Coonerty has worked with Davenport residents to make sure their concerns were heard. He went to Washington to meet with White House officials, as well as Rep. Anna Eshoo and Sen. Barbara Boxer, who have proposed bills to make the Coast Dairies a national monument. Although each bill is a long shot to pass in a Republican-controlled Congress, their language would hopefully serve as a template for Obama’s declaration if he makes one, Coonerty says.
Coonerty adds that the proposal is still early in the public process, and there will be more chances for input, including through the Bureau of Land Management, further down the road if Coast Dairies does get its designation.
Keeley and Reed say this is the time to push for a monument, as it’s an action presidents often take as they’re about to leave office. They say some of the details for the space’s use can be ironed out later.
But that roadmap is the kind that doesn’t sit well with Sheriff Hart, who would rather feel confident that the monument—if there’s going to be one—has the resources it needs. “It’s a lot like building a house without building codes or plumbing or electricity,” Hart says. “You have to have the infrastructure in place.”
Keeley and Reed say they would like to give the people what they want. And according to their poll data, the people of Santa Cruz County overwhelmingly want recreational green space on the North Coast. Keeley notes that when Davenport and Bonny Doon neighbors wanted to help secure the $45 million CEMEX parcel in 1998, he helped secure $6 million in state funding—so, he says, other Californians farther away from the park have a stake in it, too.
“Our view is this,” says Keeley. “The people of Davenport and Bonny Doon love Coast Dairies. The people of Santa Cruz, Capitola and Watsonville love Coast Dairies. There’s a disagreement about how best to love it.”

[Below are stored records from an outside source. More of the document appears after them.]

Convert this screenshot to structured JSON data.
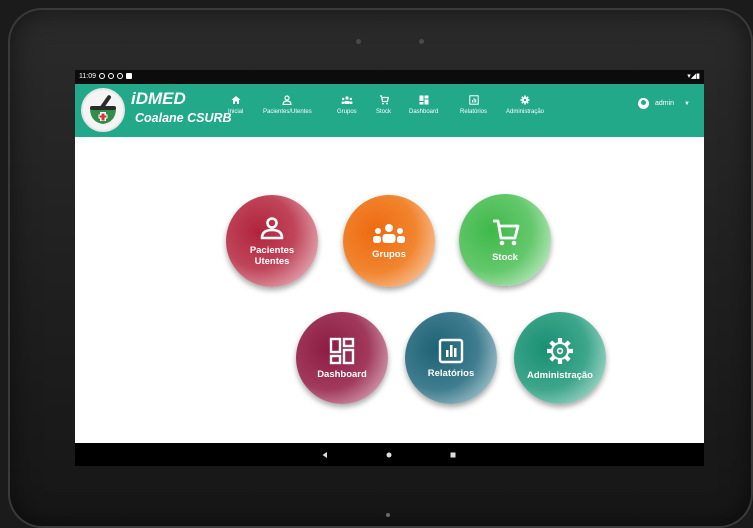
{
  "status": {
    "time": "11:09"
  },
  "app": {
    "title": "iDMED",
    "subtitle": "Coalane CSURB"
  },
  "nav": [
    {
      "label": "Inicial",
      "icon": "home-icon"
    },
    {
      "label": "Pacientes/Utentes",
      "icon": "person-icon"
    },
    {
      "label": "Grupos",
      "icon": "groups-icon"
    },
    {
      "label": "Stock",
      "icon": "cart-icon"
    },
    {
      "label": "Dashboard",
      "icon": "dashboard-icon"
    },
    {
      "label": "Relatórios",
      "icon": "report-icon"
    },
    {
      "label": "Administração",
      "icon": "gear-icon"
    }
  ],
  "user": {
    "name": "admin"
  },
  "tiles": [
    {
      "line1": "Pacientes",
      "line2": "Utentes",
      "icon": "person-icon",
      "color": "#b0243c"
    },
    {
      "label": "Grupos",
      "icon": "groups-icon",
      "color": "#ee6a10"
    },
    {
      "label": "Stock",
      "icon": "cart-icon",
      "color": "#3fb84a"
    },
    {
      "label": "Dashboard",
      "icon": "dashboard-icon",
      "color": "#8c1c42"
    },
    {
      "label": "Relatórios",
      "icon": "report-icon",
      "color": "#1f6275"
    },
    {
      "label": "Administração",
      "icon": "gear-icon",
      "color": "#1a8f72"
    }
  ],
  "colors": {
    "primary": "#21a98a"
  }
}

VIEW FROM THE TOP Leaders of the Coast Dairies campaign want President Obama to make a designation before he leaves office.